"I have been informed that today some of you searched our library for useful information," said King Thranduil. "Did you find anything?"

"Indeed," began Legolas, "We found this tome containing the secret of eternal happiness. Observe: monkey comes out, monkey goes in, monkey comes out, monkey goes in."

Thranduil nodded uncertainly, "Riiiiight. Anything else?"

"There is this map," offered Boromir.

"Most excellent, Boromir," said Frodo. "Well done."

"It was me…" Gimli piped up.

An elf interrupted. "Indeed, this Boromir is skilled at searching our libraries."

Thranduil nodded. "Yes this will be prefect for your quest." Thranduil turned to his son. "Indeed you have good human friends."

"But none better then my muindor nin, Aragorn son of Arathorn," Legolas stood up to address the entire hall. "Today in a game of basketball, the two of us stood and defeated a team of Mirkwood's finest warriors. The score was 22-70."

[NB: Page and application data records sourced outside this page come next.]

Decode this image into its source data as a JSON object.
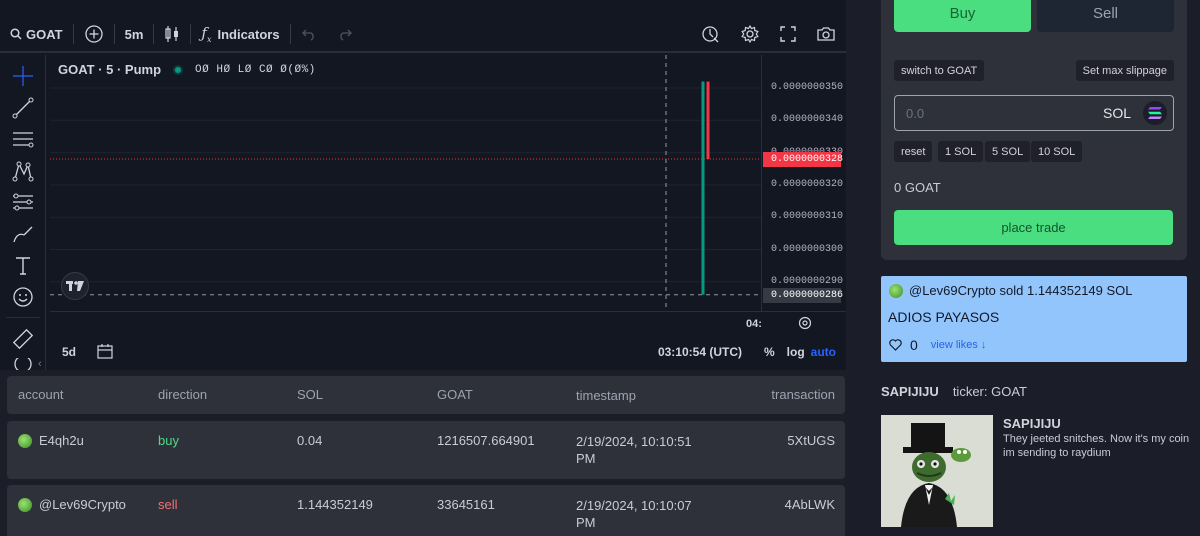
{
  "toolbar": {
    "symbol": "GOAT",
    "interval": "5m",
    "indicators_label": "Indicators"
  },
  "chart": {
    "legend_symbol": "GOAT · 5 · Pump",
    "ohlc": "OØ HØ LØ CØ Ø(Ø%)",
    "time_label": "04:",
    "range": "5d",
    "clock": "03:10:54 (UTC)",
    "percent": "%",
    "log": "log",
    "auto": "auto",
    "colors": {
      "up": "#089981",
      "down": "#f23645",
      "background": "#131722"
    }
  },
  "chart_data": {
    "type": "candlestick",
    "y_ticks": [
      "0.0000000350",
      "0.0000000340",
      "0.0000000330",
      "0.0000000320",
      "0.0000000310",
      "0.0000000300",
      "0.0000000290"
    ],
    "current_price": "0.0000000328",
    "crosshair_price": "0.0000000286",
    "candles": [
      {
        "color": "green",
        "low": 2.86e-08,
        "high": 3.52e-08
      },
      {
        "color": "red",
        "low": 3.28e-08,
        "high": 3.52e-08
      }
    ]
  },
  "trades": {
    "headers": [
      "account",
      "direction",
      "SOL",
      "GOAT",
      "timestamp",
      "transaction"
    ],
    "rows": [
      {
        "account": "E4qh2u",
        "direction": "buy",
        "sol": "0.04",
        "goat": "1216507.664901",
        "timestamp": "2/19/2024, 10:10:51 PM",
        "tx": "5XtUGS"
      },
      {
        "account": "@Lev69Crypto",
        "direction": "sell",
        "sol": "1.144352149",
        "goat": "33645161",
        "timestamp": "2/19/2024, 10:10:07 PM",
        "tx": "4AbLWK"
      }
    ]
  },
  "panel": {
    "buy": "Buy",
    "sell": "Sell",
    "switch": "switch to GOAT",
    "slippage": "Set max slippage",
    "amount_placeholder": "0.0",
    "currency": "SOL",
    "quick": [
      "reset",
      "1 SOL",
      "5 SOL",
      "10 SOL"
    ],
    "balance": "0 GOAT",
    "place": "place trade"
  },
  "reply": {
    "header": "@Lev69Crypto sold 1.144352149 SOL",
    "message": "ADIOS PAYASOS",
    "likes": "0",
    "view_likes": "view likes ↓"
  },
  "token": {
    "name": "SAPIJIJU",
    "ticker": "ticker: GOAT",
    "title": "SAPIJIJU",
    "description": "They jeeted snitches. Now it's my coin im sending to raydium"
  }
}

"You mean the three of us," suggested Gimli.

"You were there?" Aragorn looked blank.

"Yes, I scored 50 points. Without me, you wouldn't have won! None of the elves could stoop low enough to get the ball from me."

Aragorn shrugged, "Whatever." Then Aragorn turned back to Thranduil. "We finished the day by fashioning a barge, from the finest timber that the Woodland Kingdom has to offer. When we leave here four nights hence, it will carry us down the river in safety and comfort. The design and engineering were the handy work of a fine Silvan elf ship master."

"That was me," cried Gimli.

Legolas looked unsure, "Was it? It was? Are you sure?"

"Doesn't sound right," Aragorn said to Gandalf.

"Yes look; this is my handwriting," he said unfurling detailed schematics and accompanying notes. "I even added step-by-step instructions, so they couldn't get it wrong. See here; 'Insert Tab A into Slot B.'"

Merry patted him on the head. "Yes Gimli, it's a very nice drawing. It looks just like the barge that Aragorn and Legolas made all by themselves."

Gimli glared at Merry. "Get back to your corner!"

Thranduil stood and addressed the gathering. "With co-operation like this, I have no doubt that the adventures of Aragorn and Legolas will continue for many a year."

"What about me?" Gimli asked plaintively.

"Well, Aragorn, Legolas and erm…." he waved a regal hand in the air, searching for the right word, "the other one?"

End of chapter 13.